The goal is to share what is learned with the public with regard to analyzing the results of each test sequence.  This may be in the form of protocols and procedures, or as reports based on aggregated data.  Where appropriate, the RTCs will use existing standard test protocols.  However, many areas of validation are currently not standardized.  For these areas, the RTCs will write the protocols and update them based on results from the first installations. The RTCs will develop standard data analysis packages based on the technical bankability requirements.  This information will be used to determine modeling uncertainties as well as performance issues, and to support the development of standardized methods for validating performance prediction algorithms.  If the systems are under test for three or more years, the RTCs will have the opportunity to assess and quantify system losses such as soiling, degradation rates, module mismatch, and field failures, which will be tracked in an operations and maintenance database.

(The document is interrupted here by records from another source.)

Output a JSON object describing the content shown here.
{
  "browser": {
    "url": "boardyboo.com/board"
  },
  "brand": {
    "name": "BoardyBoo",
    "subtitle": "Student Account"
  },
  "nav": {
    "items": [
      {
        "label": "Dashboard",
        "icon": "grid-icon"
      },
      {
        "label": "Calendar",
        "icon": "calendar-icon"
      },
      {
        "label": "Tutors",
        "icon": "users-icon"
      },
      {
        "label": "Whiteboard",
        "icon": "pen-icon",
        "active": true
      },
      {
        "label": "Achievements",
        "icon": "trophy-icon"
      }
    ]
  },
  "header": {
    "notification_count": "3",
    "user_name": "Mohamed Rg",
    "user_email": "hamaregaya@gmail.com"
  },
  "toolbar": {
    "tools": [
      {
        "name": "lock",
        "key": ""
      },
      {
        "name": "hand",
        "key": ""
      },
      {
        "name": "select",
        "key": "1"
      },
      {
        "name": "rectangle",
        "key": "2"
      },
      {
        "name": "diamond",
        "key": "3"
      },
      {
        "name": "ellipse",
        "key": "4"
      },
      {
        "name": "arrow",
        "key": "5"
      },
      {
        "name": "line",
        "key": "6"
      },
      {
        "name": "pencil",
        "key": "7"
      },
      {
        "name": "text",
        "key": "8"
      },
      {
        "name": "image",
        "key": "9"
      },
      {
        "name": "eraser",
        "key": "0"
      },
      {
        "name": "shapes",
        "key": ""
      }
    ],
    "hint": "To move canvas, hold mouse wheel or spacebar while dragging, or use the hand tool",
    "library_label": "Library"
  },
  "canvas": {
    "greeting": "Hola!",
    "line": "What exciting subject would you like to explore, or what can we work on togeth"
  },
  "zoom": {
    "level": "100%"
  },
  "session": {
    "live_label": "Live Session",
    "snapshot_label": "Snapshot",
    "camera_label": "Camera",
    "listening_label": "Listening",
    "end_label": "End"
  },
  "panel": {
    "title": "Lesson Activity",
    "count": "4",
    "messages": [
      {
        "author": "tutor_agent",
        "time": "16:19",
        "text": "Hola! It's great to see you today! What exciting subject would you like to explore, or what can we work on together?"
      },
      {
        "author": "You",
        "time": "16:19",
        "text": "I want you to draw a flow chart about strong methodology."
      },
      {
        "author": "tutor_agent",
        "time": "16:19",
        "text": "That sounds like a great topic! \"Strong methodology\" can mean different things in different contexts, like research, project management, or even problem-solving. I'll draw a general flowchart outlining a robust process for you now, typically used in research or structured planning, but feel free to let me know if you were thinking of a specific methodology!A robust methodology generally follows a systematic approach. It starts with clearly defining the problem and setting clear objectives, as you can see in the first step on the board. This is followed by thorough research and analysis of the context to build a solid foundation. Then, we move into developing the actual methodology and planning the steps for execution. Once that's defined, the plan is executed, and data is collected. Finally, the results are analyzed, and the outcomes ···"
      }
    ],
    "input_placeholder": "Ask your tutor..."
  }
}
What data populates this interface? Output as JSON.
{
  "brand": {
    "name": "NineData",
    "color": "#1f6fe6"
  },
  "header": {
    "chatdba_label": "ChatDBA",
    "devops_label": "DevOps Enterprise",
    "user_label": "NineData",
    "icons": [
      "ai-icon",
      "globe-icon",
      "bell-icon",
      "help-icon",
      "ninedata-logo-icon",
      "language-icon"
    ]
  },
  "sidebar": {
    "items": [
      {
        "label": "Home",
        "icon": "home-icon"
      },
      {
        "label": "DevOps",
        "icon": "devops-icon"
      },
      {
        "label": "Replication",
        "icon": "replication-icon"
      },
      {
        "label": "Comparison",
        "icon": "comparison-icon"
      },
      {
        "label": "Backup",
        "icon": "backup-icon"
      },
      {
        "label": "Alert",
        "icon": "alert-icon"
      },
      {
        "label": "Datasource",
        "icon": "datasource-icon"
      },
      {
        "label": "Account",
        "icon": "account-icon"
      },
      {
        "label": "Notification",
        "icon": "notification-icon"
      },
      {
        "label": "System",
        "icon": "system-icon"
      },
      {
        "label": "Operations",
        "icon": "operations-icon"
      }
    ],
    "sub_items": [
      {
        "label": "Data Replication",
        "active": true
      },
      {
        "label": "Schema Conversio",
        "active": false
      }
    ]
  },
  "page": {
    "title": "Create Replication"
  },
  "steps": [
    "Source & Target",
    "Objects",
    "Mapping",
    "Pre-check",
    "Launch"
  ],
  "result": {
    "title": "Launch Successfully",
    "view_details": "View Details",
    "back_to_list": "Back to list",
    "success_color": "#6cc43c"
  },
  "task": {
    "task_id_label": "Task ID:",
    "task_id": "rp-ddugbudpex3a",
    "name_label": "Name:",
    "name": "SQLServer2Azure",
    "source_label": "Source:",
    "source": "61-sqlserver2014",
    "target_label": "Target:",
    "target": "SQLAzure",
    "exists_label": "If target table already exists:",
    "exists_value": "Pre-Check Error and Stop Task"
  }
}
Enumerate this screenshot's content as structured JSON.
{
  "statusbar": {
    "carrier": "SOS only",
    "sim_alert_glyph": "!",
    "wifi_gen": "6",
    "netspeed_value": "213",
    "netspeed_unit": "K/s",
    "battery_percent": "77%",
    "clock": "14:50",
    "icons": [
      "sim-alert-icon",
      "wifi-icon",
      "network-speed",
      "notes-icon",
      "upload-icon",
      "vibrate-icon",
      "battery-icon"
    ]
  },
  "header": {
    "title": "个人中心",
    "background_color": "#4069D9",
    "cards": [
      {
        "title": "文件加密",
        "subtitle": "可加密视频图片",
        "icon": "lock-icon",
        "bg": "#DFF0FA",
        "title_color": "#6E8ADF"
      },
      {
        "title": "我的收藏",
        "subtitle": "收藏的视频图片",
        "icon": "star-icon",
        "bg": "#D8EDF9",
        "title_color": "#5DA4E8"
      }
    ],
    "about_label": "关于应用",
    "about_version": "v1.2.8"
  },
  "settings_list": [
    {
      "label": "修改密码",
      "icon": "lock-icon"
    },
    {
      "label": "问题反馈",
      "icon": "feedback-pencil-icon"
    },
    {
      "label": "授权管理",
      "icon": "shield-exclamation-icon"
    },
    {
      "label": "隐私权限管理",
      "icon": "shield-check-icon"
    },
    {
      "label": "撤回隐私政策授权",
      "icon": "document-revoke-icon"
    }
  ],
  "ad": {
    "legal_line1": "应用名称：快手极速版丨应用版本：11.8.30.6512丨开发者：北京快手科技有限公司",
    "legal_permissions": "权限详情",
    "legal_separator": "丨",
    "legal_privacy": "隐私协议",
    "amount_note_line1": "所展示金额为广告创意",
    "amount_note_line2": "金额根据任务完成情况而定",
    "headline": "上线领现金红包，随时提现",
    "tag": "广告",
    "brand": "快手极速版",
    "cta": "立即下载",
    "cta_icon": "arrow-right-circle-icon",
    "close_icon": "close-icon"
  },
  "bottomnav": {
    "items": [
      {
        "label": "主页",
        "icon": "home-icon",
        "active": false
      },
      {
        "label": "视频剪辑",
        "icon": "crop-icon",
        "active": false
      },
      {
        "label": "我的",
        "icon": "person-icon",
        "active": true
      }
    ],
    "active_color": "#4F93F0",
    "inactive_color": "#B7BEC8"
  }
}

Image of fig4_validation
Fig. 4. Residual analysis plot showing the effect of irradiance on the accuracy of the model. The center plot demonstrates this model has a bias based on irradiance.

1.4   Reliability and Safety

Validating the reliability of a PV system is an important attribute that investors consider.  Product design or manufacturing flaws may not be evident initially.  The RTCs will perform a series of periodic tests and inspections over the deployment period of nominally three years to identify any failures, concerns, or leading indicators of any reliability or safety problems that may occur in the future.  Periodic testing may include: current-voltage curve traces in the field at the string and/or module level; flash testing a subset of modules using a module-scale solar simulator; infrared and electroluminescence imaging; and digital photographs.  In addition, all maintenance events (scheduled and unscheduled) will be logged along with any energy lost due to system downtime.